Activity
Read the records below and report each line in which "Offline" occurs.

:: Material for the task

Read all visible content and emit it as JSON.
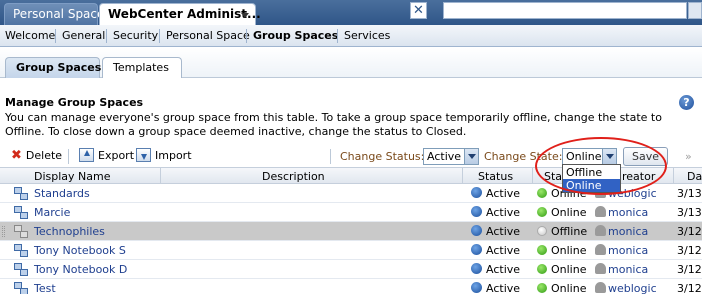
{
  "top_tabs": [
    {
      "label": "Personal Space"
    },
    {
      "label": "WebCenter Administ..."
    }
  ],
  "close_label": "✕",
  "menu": [
    "Welcome",
    "General",
    "Security",
    "Personal Space",
    "Group Spaces",
    "Services"
  ],
  "sub_tabs": [
    "Group Spaces",
    "Templates"
  ],
  "section": {
    "title": "Manage Group Spaces",
    "help": "?",
    "description": "You can manage everyone's group space from this table. To take a group space temporarily offline, change the state to Offline. To close down a group space deemed inactive, change the status to Closed."
  },
  "toolbar": {
    "delete": "Delete",
    "export": "Export",
    "import": "Import",
    "change_status_label": "Change Status:",
    "change_status_value": "Active",
    "change_state_label": "Change State:",
    "change_state_value": "Online",
    "save": "Save",
    "more": "»"
  },
  "state_options": [
    "Offline",
    "Online"
  ],
  "columns": [
    "Display Name",
    "Description",
    "Status",
    "Sta",
    "reator",
    "Da"
  ],
  "rows": [
    {
      "name": "Standards",
      "status": "Active",
      "state": "Online",
      "creator": "weblogic",
      "date": "3/13"
    },
    {
      "name": "Marcie",
      "status": "Active",
      "state": "Online",
      "creator": "monica",
      "date": "3/13"
    },
    {
      "name": "Technophiles",
      "status": "Active",
      "state": "Offline",
      "creator": "monica",
      "date": "3/12"
    },
    {
      "name": "Tony Notebook S",
      "status": "Active",
      "state": "Online",
      "creator": "monica",
      "date": "3/12"
    },
    {
      "name": "Tony Notebook D",
      "status": "Active",
      "state": "Online",
      "creator": "monica",
      "date": "3/12"
    },
    {
      "name": "Test",
      "status": "Active",
      "state": "Online",
      "creator": "weblogic",
      "date": "3/12"
    }
  ]
}
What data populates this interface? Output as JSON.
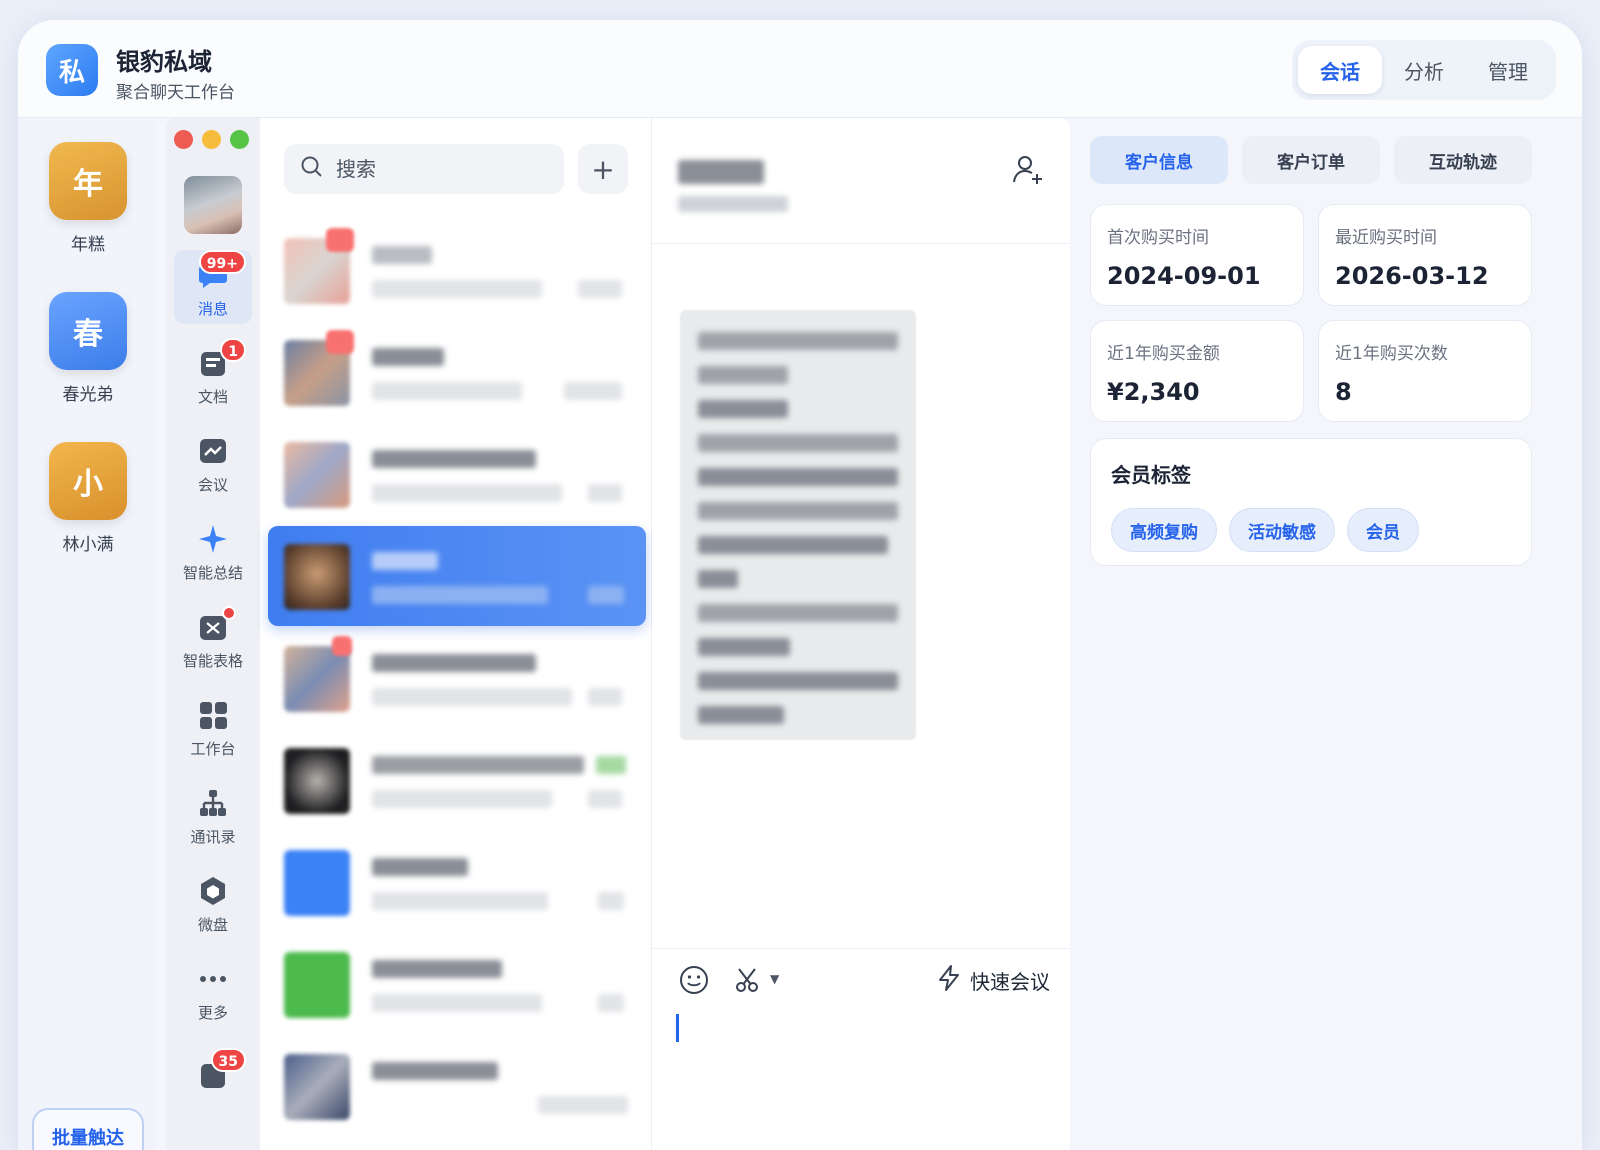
{
  "app": {
    "logo_char": "私",
    "title": "银豹私域",
    "subtitle": "聚合聊天工作台"
  },
  "mode_tabs": [
    {
      "label": "会话",
      "active": true
    },
    {
      "label": "分析",
      "active": false
    },
    {
      "label": "管理",
      "active": false
    }
  ],
  "accounts": [
    {
      "avatar_char": "年",
      "name": "年糕",
      "color": "#e0a53c"
    },
    {
      "avatar_char": "春",
      "name": "春光弟",
      "color": "#4a8cf3"
    },
    {
      "avatar_char": "小",
      "name": "林小满",
      "color": "#e3a23a"
    }
  ],
  "batch_button": "批量触达",
  "nav": {
    "messages": {
      "label": "消息",
      "badge": "99+"
    },
    "docs": {
      "label": "文档",
      "badge": "1"
    },
    "meeting": {
      "label": "会议"
    },
    "ai_summary": {
      "label": "智能总结"
    },
    "smart_sheet": {
      "label": "智能表格"
    },
    "workbench": {
      "label": "工作台"
    },
    "contacts": {
      "label": "通讯录"
    },
    "drive": {
      "label": "微盘"
    },
    "more": {
      "label": "更多"
    },
    "bottom_badge": "35"
  },
  "search": {
    "placeholder": "搜索"
  },
  "chat_toolbar": {
    "quick_meeting": "快速会议"
  },
  "customer": {
    "tabs": [
      {
        "label": "客户信息",
        "active": true
      },
      {
        "label": "客户订单",
        "active": false
      },
      {
        "label": "互动轨迹",
        "active": false
      }
    ],
    "stats": {
      "first_purchase_label": "首次购买时间",
      "first_purchase_value": "2024-09-01",
      "last_purchase_label": "最近购买时间",
      "last_purchase_value": "2026-03-12",
      "amount_label": "近1年购买金额",
      "amount_value": "¥2,340",
      "count_label": "近1年购买次数",
      "count_value": "8"
    },
    "tags_title": "会员标签",
    "tags": [
      "高频复购",
      "活动敏感",
      "会员"
    ]
  }
}
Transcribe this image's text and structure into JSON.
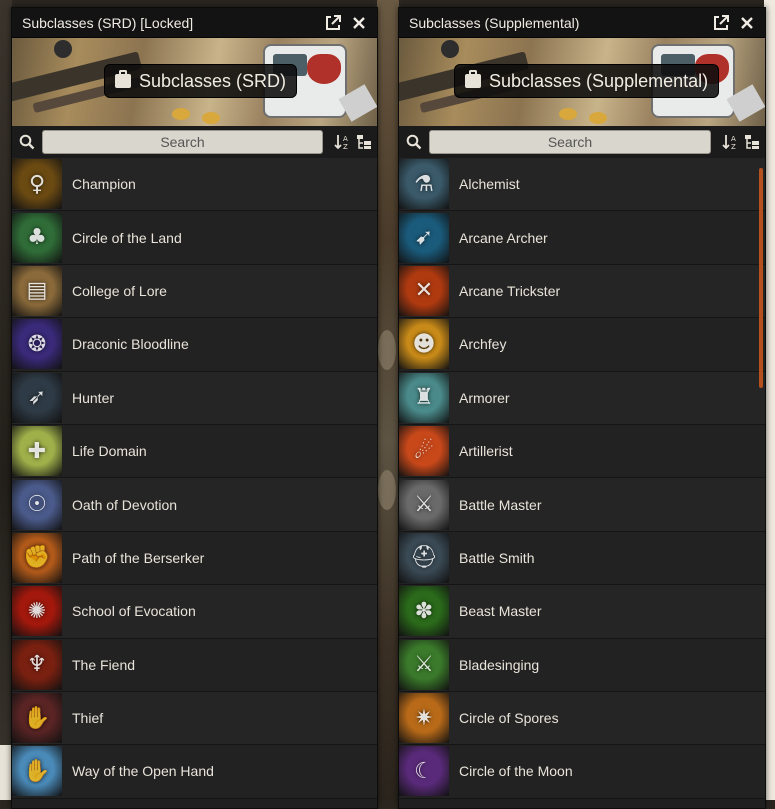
{
  "colors": {
    "accent_scroll": "#b5511e",
    "window_bg": "#1f1f1f",
    "search_bg": "#d9d6ce"
  },
  "windows": [
    {
      "title": "Subclasses (SRD) [Locked]",
      "banner_label": "Subclasses (SRD)",
      "search_placeholder": "Search",
      "items": [
        {
          "label": "Champion",
          "icon": "champion-icon",
          "bg": "#6b4a12",
          "glyph": "♀"
        },
        {
          "label": "Circle of the Land",
          "icon": "tree-icon",
          "bg": "#2f6c37",
          "glyph": "♣"
        },
        {
          "label": "College of Lore",
          "icon": "book-icon",
          "bg": "#8a6a3a",
          "glyph": "▤"
        },
        {
          "label": "Draconic Bloodline",
          "icon": "dragon-icon",
          "bg": "#3a2a7a",
          "glyph": "❂"
        },
        {
          "label": "Hunter",
          "icon": "arrow-icon",
          "bg": "#2e3a45",
          "glyph": "➶"
        },
        {
          "label": "Life Domain",
          "icon": "shield-cross-icon",
          "bg": "#9fb04a",
          "glyph": "✚"
        },
        {
          "label": "Oath of Devotion",
          "icon": "saint-icon",
          "bg": "#4a5a8a",
          "glyph": "☉"
        },
        {
          "label": "Path of the Berserker",
          "icon": "chain-fist-icon",
          "bg": "#b25a1a",
          "glyph": "✊"
        },
        {
          "label": "School of Evocation",
          "icon": "fire-swirl-icon",
          "bg": "#a2180c",
          "glyph": "✺"
        },
        {
          "label": "The Fiend",
          "icon": "demon-icon",
          "bg": "#7a2010",
          "glyph": "♆"
        },
        {
          "label": "Thief",
          "icon": "glove-icon",
          "bg": "#5a2424",
          "glyph": "✋"
        },
        {
          "label": "Way of the Open Hand",
          "icon": "open-hand-icon",
          "bg": "#4a8ab8",
          "glyph": "✋"
        }
      ]
    },
    {
      "title": "Subclasses (Supplemental)",
      "banner_label": "Subclasses (Supplemental)",
      "search_placeholder": "Search",
      "items": [
        {
          "label": "Alchemist",
          "icon": "potions-icon",
          "bg": "#3a5a6a",
          "glyph": "⚗"
        },
        {
          "label": "Arcane Archer",
          "icon": "bow-icon",
          "bg": "#1a5a7a",
          "glyph": "➹"
        },
        {
          "label": "Arcane Trickster",
          "icon": "crossed-blades-icon",
          "bg": "#b03a10",
          "glyph": "✕"
        },
        {
          "label": "Archfey",
          "icon": "pumpkin-icon",
          "bg": "#c88a18",
          "glyph": "☻"
        },
        {
          "label": "Armorer",
          "icon": "armor-icon",
          "bg": "#4a8a8a",
          "glyph": "♜"
        },
        {
          "label": "Artillerist",
          "icon": "cannon-fire-icon",
          "bg": "#c8481a",
          "glyph": "☄"
        },
        {
          "label": "Battle Master",
          "icon": "crossed-swords-icon",
          "bg": "#6a6a6a",
          "glyph": "⚔"
        },
        {
          "label": "Battle Smith",
          "icon": "helmet-icon",
          "bg": "#3a4a55",
          "glyph": "⛑"
        },
        {
          "label": "Beast Master",
          "icon": "paw-icon",
          "bg": "#2a6a1a",
          "glyph": "✽"
        },
        {
          "label": "Bladesinging",
          "icon": "blade-icon",
          "bg": "#3a7a2a",
          "glyph": "⚔"
        },
        {
          "label": "Circle of Spores",
          "icon": "spores-icon",
          "bg": "#b86a18",
          "glyph": "✷"
        },
        {
          "label": "Circle of the Moon",
          "icon": "moon-icon",
          "bg": "#5a2a7a",
          "glyph": "☾"
        }
      ]
    }
  ]
}
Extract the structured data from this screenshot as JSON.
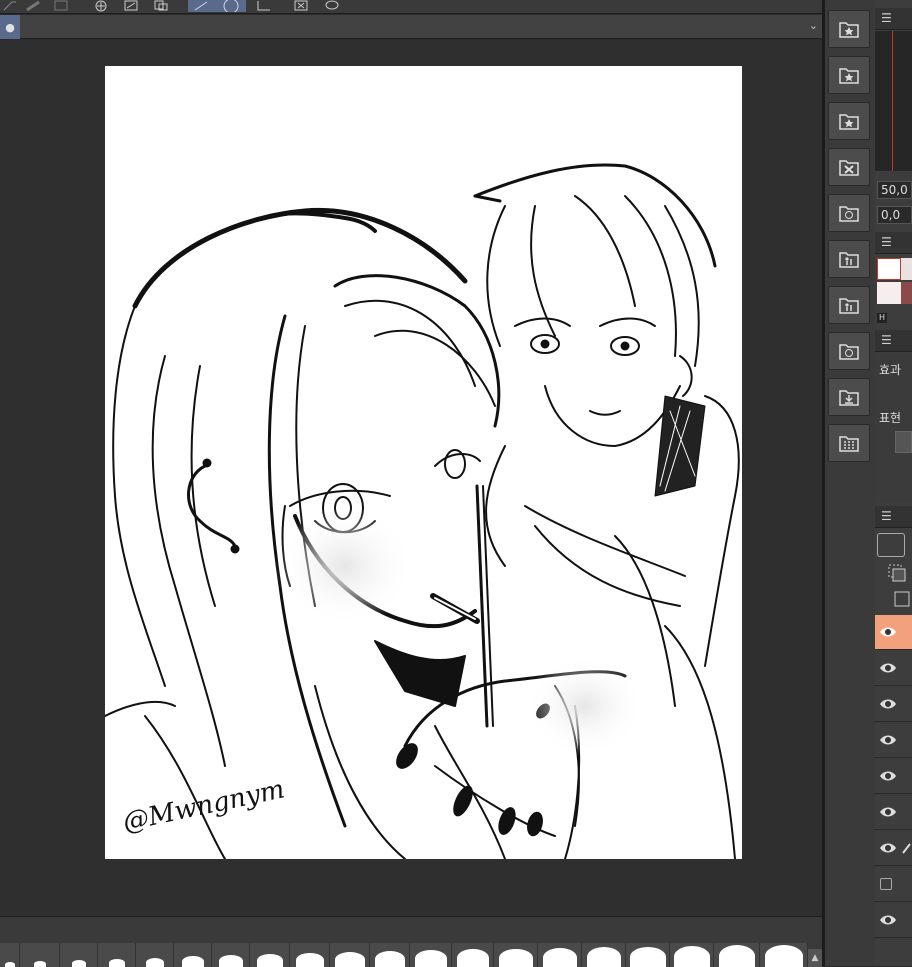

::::

Expected output
    "description": "You can manage everyone's group space from this table. To take a group space temporarily offline, change the state to Offline. To close down a group space deemed inactive, change the status to Closed."
    "Offline",
      "state": "Offline",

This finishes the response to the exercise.